I am glad Sea Cider is able to expand and sell down here. I find their products to be quality.
January 7, 2011
A few months ago, Washington State University released publication PNW 621 titled Hard Cider Production & Orchard Management in the Pacific Northwest. They printed off a limited number of copies, which are available for $8.00 each.
It was written by G.A. Moulton, Carol Miles, and J. King, all of Washington State University Mount Vernon, and A. Zimmerman of Tulip Valley Vineyard and Orchard next door. I had actually taken classes from Moulton and Zimmerman as part of my cidermaking class last summer with Peter Mitchell. In fact, there is a large acknowledgment to Mitchell in this publication, and even a few of the graphs he provided us students in our textbooks. Therefore, I was quite excited to see the research and write up on local production of cider.

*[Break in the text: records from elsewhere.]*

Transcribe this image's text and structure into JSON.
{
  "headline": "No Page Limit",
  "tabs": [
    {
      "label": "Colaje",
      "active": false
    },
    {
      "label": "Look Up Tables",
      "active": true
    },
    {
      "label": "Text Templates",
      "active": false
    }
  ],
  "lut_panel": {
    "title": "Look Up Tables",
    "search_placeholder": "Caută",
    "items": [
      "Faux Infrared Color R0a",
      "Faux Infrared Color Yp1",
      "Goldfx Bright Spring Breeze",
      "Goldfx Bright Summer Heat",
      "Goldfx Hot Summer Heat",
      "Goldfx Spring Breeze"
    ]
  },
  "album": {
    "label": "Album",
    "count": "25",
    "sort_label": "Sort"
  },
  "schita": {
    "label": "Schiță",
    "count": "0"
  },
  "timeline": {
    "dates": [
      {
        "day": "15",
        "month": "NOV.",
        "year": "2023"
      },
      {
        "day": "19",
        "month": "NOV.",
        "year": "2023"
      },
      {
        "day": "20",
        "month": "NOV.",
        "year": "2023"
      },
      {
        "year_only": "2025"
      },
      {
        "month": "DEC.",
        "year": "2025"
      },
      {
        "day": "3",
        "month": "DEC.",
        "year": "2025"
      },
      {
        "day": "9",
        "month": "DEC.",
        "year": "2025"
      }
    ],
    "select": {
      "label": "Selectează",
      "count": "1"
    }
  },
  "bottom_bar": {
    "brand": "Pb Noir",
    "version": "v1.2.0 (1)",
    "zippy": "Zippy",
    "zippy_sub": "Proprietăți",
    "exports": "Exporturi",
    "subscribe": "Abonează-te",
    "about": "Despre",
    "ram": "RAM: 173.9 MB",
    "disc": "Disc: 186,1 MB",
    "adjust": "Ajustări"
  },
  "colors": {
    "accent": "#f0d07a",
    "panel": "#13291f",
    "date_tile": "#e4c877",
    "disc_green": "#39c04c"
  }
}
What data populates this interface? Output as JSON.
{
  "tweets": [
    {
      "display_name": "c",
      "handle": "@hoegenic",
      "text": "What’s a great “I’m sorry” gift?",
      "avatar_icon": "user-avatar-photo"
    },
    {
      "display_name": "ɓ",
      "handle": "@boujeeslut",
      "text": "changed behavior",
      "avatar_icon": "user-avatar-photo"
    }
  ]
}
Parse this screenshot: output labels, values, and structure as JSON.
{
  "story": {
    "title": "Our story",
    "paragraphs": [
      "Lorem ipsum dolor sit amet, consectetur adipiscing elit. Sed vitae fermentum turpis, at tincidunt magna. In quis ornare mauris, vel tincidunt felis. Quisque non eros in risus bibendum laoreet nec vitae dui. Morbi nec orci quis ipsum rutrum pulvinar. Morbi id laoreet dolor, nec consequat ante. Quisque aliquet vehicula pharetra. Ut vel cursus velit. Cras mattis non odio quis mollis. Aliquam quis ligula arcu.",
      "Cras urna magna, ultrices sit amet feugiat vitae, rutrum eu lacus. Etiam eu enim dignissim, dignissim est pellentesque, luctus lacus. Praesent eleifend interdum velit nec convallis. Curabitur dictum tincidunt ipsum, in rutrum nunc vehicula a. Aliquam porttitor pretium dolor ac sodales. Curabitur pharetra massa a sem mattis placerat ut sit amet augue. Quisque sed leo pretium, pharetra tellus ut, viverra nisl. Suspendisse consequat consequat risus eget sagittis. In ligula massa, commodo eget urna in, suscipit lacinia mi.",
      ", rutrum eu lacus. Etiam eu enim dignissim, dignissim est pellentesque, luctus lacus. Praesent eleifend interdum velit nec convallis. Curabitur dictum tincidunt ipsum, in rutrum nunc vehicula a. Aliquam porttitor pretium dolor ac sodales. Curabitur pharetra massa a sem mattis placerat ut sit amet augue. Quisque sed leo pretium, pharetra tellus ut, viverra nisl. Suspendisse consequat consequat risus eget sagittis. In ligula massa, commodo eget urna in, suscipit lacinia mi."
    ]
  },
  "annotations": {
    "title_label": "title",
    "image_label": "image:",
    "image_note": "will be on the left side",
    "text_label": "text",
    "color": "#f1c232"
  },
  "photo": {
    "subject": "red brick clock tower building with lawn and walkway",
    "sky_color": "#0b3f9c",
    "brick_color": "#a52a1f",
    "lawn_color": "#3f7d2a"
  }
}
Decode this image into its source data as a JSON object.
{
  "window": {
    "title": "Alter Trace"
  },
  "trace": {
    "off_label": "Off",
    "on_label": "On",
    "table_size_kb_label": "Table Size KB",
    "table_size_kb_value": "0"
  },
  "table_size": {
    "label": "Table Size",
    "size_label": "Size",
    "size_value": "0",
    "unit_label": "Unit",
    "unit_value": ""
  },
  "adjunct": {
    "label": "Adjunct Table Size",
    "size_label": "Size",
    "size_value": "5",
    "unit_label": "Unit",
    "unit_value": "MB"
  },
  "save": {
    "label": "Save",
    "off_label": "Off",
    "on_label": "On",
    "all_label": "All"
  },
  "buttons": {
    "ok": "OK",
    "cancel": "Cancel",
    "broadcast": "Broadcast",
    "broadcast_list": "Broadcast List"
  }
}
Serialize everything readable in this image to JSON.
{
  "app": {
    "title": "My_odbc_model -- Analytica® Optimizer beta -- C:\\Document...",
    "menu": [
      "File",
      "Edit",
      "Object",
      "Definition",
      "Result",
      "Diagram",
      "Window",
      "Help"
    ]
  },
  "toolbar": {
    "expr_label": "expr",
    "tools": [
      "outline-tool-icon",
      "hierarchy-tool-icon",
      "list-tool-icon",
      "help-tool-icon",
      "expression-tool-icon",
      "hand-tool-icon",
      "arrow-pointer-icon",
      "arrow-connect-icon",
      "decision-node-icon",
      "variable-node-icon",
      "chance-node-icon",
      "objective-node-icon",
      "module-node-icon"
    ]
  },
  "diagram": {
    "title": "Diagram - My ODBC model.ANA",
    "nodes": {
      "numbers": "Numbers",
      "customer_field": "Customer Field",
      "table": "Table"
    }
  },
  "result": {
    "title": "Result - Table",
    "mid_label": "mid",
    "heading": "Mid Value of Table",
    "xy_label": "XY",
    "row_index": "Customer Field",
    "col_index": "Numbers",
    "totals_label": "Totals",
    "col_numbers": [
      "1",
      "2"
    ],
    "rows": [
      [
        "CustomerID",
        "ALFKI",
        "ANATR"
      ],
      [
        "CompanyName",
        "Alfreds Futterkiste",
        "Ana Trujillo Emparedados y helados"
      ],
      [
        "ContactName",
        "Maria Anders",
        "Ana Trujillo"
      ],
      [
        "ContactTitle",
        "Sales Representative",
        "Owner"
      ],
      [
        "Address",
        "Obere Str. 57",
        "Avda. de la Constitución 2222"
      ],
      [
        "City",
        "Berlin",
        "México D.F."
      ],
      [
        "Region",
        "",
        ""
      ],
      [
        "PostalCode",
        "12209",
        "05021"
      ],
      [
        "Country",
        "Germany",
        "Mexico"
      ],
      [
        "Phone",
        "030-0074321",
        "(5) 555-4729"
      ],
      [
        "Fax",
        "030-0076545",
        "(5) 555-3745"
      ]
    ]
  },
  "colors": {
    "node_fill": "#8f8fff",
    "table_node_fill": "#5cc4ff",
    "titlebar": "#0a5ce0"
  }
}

The 48 page publication starts out with an introduction, including defining what cider is, the history of cider, defining your business and style, and safety measures. The last two are sort of new to me in a publication. Talking about business, it just touches upon ideas about what consumers expect, a developing a product line, determining who your customers are, and developing a marking plan. This is just enough to get one thinking about important information without actually guiding a person. The safety section suggests setting up a Hazard Analysis and Critical Control Points (HACCP).
From there, the publication moves into basic cider making, which you can find in just about any cider making book. However, it contains nearly six pages of their research on cider apples, including tannin amounts, sugar quantities, pH, and malic acid or other research on taste analysis of cider from a type of apple. From there, it briefly talks about sources of apples, and then transitions into processing fruit. It talks about apple mills, presses, and containers, giving pros and cons to different types. After obtaining juice, it must be analyzed, which is information you can gain in any cider making book, but this one does walk you through the step by step laboratory procedures to determine free sulfites, total sulfites, and titratable acidity, and talks about the formula to convert SG to potential alcohol and chaptilization. Moving on, it talks briefly about yeast, maturation, and malolatic fermentation. From there, cider is then ready for blending, barrel aging, carbonating, sweetening, filtering, bottling, and pasteurizing.
The real gem in this publication, though, is the last section, which is really the first part of making cider: orchard management. While other books might talk about site selection and rootstock, this publication talks about all that and in addition it talks about required mineral content in soil. The best part is that it has a chart on tree growth habit and another on blooming dates, which is kind of rare information. It does talk about planting, pruning, irrigating, thinning, pest management, when and how to harvest, and storage of the apples.
Overall, I’m excited because this book has lots of information about taking care of cider apple trees that is kind of rare for the United States, and the information provided in the entire book is kind of ideas to think about if one decided to open a cidery. That tone set it apart from other cidermaking books on the market.